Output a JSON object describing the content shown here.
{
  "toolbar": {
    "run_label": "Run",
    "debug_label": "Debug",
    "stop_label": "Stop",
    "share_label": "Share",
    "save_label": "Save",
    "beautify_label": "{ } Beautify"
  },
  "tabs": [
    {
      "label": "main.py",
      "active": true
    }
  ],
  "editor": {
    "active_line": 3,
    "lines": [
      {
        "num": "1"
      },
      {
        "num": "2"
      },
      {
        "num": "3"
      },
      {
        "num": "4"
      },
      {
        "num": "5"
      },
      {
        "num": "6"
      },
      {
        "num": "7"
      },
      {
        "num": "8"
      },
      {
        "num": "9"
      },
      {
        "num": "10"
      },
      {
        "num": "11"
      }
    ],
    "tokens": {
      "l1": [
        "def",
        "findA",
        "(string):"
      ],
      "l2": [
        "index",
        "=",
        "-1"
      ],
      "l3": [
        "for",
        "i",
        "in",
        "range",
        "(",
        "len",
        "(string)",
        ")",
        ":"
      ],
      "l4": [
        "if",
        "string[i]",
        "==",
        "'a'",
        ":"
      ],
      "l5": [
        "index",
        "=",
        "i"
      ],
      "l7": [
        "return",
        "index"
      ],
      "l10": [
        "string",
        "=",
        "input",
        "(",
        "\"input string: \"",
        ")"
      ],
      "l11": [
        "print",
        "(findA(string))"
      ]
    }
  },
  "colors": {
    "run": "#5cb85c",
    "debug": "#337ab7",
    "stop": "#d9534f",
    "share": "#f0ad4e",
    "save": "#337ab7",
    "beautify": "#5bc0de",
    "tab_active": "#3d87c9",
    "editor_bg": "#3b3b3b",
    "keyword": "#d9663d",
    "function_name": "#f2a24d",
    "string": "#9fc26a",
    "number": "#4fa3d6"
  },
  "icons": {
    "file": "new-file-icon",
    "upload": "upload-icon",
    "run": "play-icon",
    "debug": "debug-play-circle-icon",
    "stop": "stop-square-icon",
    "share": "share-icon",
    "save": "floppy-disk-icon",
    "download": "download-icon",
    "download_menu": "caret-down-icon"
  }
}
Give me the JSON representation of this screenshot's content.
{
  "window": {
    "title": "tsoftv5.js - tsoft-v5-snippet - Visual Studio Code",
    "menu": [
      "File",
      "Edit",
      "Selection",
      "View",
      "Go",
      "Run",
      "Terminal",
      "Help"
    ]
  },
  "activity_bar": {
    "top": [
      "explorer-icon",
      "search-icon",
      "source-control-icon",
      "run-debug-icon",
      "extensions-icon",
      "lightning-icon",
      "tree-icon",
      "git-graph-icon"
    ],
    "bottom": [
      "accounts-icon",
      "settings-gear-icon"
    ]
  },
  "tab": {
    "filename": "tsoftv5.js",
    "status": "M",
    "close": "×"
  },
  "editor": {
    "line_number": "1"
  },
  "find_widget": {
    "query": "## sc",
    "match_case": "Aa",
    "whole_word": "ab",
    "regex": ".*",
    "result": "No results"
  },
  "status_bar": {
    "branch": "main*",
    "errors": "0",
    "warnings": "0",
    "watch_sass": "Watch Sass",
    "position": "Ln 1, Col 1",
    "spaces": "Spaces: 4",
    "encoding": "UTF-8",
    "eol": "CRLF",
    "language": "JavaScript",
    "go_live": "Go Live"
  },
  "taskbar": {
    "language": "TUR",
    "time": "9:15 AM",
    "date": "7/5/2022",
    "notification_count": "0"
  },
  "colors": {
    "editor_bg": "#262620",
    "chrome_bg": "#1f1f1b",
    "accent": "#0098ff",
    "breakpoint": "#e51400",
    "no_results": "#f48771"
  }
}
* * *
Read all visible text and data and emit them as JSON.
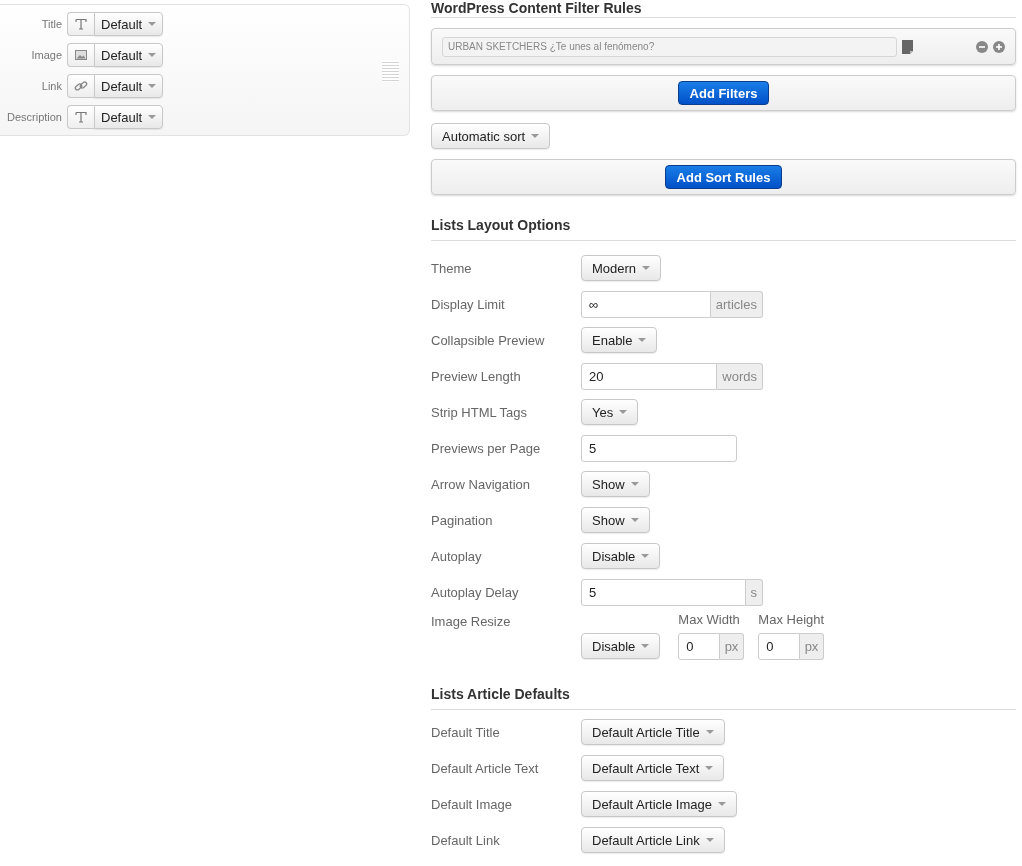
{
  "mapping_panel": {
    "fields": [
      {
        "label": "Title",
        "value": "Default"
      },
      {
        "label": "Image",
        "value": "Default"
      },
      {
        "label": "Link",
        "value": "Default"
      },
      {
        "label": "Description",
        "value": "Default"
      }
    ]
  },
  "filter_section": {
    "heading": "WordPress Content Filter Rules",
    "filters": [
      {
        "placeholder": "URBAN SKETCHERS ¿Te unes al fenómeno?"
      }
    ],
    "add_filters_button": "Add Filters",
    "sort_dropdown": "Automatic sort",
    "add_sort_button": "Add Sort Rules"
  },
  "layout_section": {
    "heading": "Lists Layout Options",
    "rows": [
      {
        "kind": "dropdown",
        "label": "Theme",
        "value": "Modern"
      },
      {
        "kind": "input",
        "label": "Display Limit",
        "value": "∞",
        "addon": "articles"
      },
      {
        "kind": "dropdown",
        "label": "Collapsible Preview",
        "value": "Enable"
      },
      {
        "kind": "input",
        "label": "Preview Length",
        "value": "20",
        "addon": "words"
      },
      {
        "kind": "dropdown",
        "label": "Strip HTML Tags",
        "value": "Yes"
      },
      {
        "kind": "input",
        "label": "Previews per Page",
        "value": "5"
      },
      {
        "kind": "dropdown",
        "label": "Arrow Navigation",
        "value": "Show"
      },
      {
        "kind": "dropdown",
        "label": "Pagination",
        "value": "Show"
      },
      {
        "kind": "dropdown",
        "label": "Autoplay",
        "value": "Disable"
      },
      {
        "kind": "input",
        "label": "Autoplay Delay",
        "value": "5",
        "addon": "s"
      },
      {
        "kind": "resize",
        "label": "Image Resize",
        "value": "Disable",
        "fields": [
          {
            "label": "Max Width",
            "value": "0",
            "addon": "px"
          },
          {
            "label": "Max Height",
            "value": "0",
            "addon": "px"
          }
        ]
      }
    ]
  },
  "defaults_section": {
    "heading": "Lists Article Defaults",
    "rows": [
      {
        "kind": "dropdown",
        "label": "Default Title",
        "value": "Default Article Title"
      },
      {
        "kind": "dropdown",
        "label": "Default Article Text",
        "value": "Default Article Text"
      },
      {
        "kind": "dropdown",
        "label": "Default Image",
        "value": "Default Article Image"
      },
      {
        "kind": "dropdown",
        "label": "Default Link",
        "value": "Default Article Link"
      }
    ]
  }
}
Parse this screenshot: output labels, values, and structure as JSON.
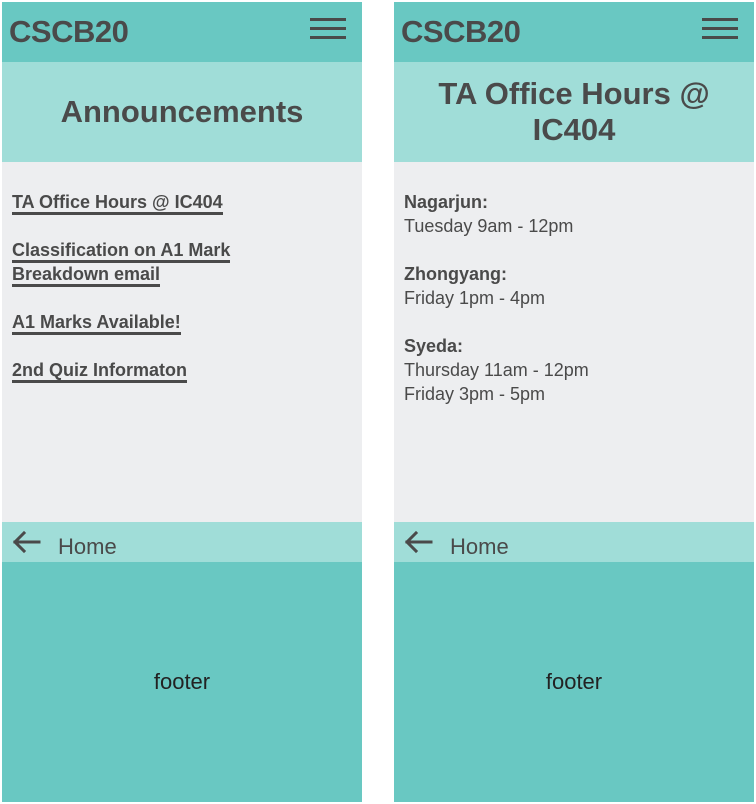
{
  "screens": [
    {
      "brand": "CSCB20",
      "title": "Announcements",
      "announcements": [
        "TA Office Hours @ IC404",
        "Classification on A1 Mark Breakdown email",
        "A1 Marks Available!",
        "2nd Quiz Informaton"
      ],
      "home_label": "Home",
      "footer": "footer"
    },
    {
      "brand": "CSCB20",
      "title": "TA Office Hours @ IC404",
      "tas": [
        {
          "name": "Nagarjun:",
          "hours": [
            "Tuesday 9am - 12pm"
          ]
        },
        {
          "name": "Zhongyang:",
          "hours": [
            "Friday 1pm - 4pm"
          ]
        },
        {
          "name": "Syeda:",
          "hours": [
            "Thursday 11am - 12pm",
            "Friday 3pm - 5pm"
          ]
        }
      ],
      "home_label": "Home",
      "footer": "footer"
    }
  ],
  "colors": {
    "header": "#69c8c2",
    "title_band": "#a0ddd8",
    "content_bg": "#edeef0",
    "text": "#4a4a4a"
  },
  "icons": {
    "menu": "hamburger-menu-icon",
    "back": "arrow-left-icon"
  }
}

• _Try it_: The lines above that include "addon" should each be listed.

• _Answer box_:
        "addon": "articles"
        "addon": "words"
        "addon": "s"
            "addon": "px"
            "addon": "px"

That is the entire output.